- **Directions for this task**: Copy out, from the data, each line containing the string "machine".

- **Data in this exercise**:
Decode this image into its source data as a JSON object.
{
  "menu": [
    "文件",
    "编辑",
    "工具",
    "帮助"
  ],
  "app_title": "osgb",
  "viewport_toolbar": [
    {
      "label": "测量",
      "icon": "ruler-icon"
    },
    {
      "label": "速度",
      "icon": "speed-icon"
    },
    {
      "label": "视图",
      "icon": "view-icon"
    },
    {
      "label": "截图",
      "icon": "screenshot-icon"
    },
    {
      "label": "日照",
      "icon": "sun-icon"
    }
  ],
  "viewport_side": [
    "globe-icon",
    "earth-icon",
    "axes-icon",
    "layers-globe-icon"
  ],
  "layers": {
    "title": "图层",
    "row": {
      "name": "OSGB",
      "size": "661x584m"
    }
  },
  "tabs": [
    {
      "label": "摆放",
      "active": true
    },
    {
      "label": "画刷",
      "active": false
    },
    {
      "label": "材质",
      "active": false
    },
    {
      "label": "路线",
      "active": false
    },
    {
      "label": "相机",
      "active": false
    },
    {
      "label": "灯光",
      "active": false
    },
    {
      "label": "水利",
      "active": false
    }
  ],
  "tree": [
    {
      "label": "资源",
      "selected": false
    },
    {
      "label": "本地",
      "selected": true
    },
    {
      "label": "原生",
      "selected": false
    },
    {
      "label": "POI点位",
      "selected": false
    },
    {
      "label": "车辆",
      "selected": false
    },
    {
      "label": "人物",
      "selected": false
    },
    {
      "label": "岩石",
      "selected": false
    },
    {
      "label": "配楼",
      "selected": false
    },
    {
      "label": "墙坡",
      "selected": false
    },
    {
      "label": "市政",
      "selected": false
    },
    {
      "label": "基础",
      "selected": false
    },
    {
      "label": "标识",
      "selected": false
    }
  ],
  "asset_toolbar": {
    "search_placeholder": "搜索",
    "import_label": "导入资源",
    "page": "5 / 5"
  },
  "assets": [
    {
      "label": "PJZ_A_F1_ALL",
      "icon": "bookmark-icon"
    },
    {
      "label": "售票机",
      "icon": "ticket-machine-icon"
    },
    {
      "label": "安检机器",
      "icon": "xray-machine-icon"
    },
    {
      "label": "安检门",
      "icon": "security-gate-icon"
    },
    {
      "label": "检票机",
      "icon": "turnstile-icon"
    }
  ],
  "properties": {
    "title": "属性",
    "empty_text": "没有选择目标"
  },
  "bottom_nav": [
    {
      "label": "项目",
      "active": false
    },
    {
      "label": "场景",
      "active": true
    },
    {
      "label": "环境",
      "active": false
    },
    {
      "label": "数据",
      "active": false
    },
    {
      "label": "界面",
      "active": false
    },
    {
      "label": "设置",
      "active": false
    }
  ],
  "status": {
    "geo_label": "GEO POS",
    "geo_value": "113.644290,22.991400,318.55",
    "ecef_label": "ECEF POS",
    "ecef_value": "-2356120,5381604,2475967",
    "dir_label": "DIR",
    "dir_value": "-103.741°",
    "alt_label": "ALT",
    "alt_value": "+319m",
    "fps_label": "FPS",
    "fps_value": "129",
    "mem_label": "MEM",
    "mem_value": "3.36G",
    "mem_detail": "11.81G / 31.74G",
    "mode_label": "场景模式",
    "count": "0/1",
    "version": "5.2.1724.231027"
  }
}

- **Exercise result**:
      "icon": "ticket-machine-icon"
      "icon": "xray-machine-icon"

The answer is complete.